In the 2006 SEC Championship Game, Percy Harvin led the Florida Gators to a 38-28 win over Arkansas, and to a bid in the first stand-alone BCS National Championship Game, where they would meet the top-ranked Ohio State Buckeyes. After watching Ohio State’s Ted Ginn, Jr. return the opening kick 93 yards for a touchdown, Urban Meyer’s Gators dominated the game, winning 41-14.
In 2007, it was LSU, getting an MVP performance in the SEC title game from backup quarterback Ryan Perrilloux, beating Tennessee 21-14 in Atlanta. That win sent the Tigers to the BCS Championship Game in New Orleans. The victim, er, opponent was once again top-ranked Ohio State. Again, the Buckeyes got a big play early, a 65-yard touchdown run by Chris “Beanie” Wells, to give the Buckeyes a 7-0 lead. Ohio State actually led 10-0 before LSU rolled off 31 consecutive points, blowing open the game and winning 38-24.
The 2008 SEC Championship Game was won by the Florida Gators, who beat Alabama 31-20 behind a quarterback you may have heard of, Tim Tebow. That win earned the Gators a spot in the BCS Championship Game, where they would meet top-ranked Oklahoma. Florida would score the game’s last 10 points, winning 24-14 to make it three in a row for the SEC, and two out of three for Florida.

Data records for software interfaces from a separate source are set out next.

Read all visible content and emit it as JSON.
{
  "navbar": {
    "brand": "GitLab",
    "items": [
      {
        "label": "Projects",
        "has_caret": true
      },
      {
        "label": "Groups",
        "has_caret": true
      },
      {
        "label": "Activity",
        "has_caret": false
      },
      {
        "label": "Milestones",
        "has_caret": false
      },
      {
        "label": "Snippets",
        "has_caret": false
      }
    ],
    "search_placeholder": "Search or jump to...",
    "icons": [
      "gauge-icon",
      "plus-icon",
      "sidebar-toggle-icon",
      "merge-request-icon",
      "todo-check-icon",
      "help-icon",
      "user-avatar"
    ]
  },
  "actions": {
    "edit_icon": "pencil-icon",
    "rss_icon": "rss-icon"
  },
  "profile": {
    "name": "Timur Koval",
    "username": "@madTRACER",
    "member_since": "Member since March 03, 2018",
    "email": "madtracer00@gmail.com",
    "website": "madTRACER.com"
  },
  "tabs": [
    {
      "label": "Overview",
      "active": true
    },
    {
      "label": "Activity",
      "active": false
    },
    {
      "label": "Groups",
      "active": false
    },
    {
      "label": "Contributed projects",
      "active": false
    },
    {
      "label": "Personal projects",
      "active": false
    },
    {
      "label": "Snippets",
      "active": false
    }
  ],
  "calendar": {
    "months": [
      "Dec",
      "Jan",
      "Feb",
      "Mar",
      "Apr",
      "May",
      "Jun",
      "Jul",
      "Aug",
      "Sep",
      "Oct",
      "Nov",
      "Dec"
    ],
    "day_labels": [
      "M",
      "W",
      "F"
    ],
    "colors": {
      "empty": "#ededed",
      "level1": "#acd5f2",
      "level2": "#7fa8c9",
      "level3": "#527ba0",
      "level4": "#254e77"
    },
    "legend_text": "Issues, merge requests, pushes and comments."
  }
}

Alabama won the 2009 SEC Championship Game behind solid play from quarterback Greg McElory, and its always-stout defense. The Crimson Tide beat Florida 32-13 to earn a berth in the BCS Championship, where they would meet top-ranked Texas in Pasadena, Calif. Texas jumped in front on a pair of field goals, but No. 1 Alabama then scored 24 straight, led by running backs Mark Ingram and Trent Richardson, to open a lead they would never give up as the Tide won 37-21.
In 2010, it was Cam Newton leading the Auburn Tigers past South Carolina, 56-17 for the SEC Championship. Newton, Nick Fairley and the Tigers would face Oregon for the BCS National Championship in Glendale, Ariz. In a nip-and-tuck game, where neither team led by more than eight points, top-ranked Auburn got a Wes Byrum field goal as time expired, giving the Tigers a 22-19 win and a fifth straight title for the SEC.
In 2011, LSU rolled past Georgia, 42-10 and into the BCS title game. However, the Tigers would experience something new for any team. They would have to face a team from their own conference in the BCS Championship Game. And in the case of LSU, it was a team from their own division, Alabama. The same team that LSU had beaten 9-6 earlier in the season.
The rematch went the way of the Tide, as Alabama blanked the Tigers 21-0 at the Superdome in New Orleans. The Crimson Tide got five field goals from Jeremy Shelley before Trent Richardson scored a touchdown in the fourth quarter to provide the final margin. It was a game dominated by Alabama’s defense, which allowed LSU to cross the 50-yard line only once in the game. LSU was held to 92 yards of total offense.
This game marked the first time in the last six years that the SEC Championship Game winner did not win the national championship. However, in a strange twist of fate, the SEC still came out a winner in the big game.
Without a doubt, the winner of Saturday’s Alabama-Georgia game will advance to Miami to face Notre Dame. And, as history has shown, that team will have a very good chance of becoming the SEC’s latest national champion.